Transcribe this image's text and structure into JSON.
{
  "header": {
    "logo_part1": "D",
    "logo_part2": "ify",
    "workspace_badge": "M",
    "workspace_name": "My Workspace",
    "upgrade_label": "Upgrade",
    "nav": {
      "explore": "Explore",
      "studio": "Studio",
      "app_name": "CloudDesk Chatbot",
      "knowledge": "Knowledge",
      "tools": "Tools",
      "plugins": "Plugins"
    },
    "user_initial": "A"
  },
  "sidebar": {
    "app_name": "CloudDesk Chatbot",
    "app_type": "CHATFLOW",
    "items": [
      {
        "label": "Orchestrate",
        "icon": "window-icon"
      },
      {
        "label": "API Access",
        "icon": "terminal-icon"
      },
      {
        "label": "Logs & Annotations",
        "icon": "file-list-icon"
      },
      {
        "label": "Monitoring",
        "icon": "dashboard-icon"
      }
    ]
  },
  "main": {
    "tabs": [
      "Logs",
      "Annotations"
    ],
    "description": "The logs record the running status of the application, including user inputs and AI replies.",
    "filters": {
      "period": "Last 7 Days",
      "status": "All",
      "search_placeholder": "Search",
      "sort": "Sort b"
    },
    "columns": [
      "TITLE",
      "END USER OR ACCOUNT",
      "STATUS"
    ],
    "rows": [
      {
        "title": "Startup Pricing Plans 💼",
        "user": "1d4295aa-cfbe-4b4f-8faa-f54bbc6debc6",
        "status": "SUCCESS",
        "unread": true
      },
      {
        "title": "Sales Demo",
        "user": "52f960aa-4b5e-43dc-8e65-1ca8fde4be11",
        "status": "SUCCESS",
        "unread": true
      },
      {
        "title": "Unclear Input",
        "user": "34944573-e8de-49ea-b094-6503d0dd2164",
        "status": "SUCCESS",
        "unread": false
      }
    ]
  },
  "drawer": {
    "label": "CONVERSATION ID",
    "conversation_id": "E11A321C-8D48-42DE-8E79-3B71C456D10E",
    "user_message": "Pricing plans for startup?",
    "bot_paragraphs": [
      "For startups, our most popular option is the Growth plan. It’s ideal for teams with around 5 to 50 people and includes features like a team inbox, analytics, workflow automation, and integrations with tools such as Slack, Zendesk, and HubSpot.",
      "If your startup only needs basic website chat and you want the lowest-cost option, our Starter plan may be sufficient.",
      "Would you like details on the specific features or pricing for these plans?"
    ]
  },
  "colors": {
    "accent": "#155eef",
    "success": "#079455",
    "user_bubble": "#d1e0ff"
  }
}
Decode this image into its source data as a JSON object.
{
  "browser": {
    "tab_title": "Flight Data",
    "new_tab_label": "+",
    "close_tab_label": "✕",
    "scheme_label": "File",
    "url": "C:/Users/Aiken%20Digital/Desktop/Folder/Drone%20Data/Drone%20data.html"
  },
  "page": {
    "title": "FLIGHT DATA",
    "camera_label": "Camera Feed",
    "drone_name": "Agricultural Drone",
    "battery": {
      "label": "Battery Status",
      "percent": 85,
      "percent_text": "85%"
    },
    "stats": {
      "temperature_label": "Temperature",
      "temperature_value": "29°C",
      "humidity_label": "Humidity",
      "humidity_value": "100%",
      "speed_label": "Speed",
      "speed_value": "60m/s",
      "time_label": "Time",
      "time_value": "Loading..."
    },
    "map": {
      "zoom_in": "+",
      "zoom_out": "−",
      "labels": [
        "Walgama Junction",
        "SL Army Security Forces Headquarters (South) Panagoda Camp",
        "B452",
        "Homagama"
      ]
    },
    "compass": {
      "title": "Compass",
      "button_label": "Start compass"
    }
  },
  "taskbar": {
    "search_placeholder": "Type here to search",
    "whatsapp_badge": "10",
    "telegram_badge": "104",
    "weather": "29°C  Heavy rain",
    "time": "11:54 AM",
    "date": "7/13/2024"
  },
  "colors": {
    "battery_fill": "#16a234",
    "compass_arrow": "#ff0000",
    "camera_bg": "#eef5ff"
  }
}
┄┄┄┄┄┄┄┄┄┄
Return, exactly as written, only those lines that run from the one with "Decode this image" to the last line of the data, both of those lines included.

Your response
Decode this image into its source data as a JSON object.
{
  "browser": {
    "tab_title": "Flight Data",
    "new_tab_label": "+",
    "close_tab_label": "✕",
    "scheme_label": "File",
    "url": "C:/Users/Aiken%20Digital/Desktop/Folder/Drone%20Data/Drone%20data.html"
  },
  "page": {
    "title": "FLIGHT DATA",
    "camera_label": "Camera Feed",
    "drone_name": "Agricultural Drone",
    "battery": {
      "label": "Battery Status",
      "percent": 85,
      "percent_text": "85%"
    },
    "stats": {
      "temperature_label": "Temperature",
      "temperature_value": "29°C",
      "humidity_label": "Humidity",
      "humidity_value": "100%",
      "speed_label": "Speed",
      "speed_value": "60m/s",
      "time_label": "Time",
      "time_value": "Loading..."
    },
    "map": {
      "zoom_in": "+",
      "zoom_out": "−",
      "labels": [
        "Walgama Junction",
        "SL Army Security Forces Headquarters (South) Panagoda Camp",
        "B452",
        "Homagama"
      ]
    },
    "compass": {
      "title": "Compass",
      "button_label": "Start compass"
    }
  },
  "taskbar": {
    "search_placeholder": "Type here to search",
    "whatsapp_badge": "10",
    "telegram_badge": "104",
    "weather": "29°C  Heavy rain",
    "time": "11:54 AM",
    "date": "7/13/2024"
  },
  "colors": {
    "battery_fill": "#16a234",
    "compass_arrow": "#ff0000",
    "camera_bg": "#eef5ff"
  }
}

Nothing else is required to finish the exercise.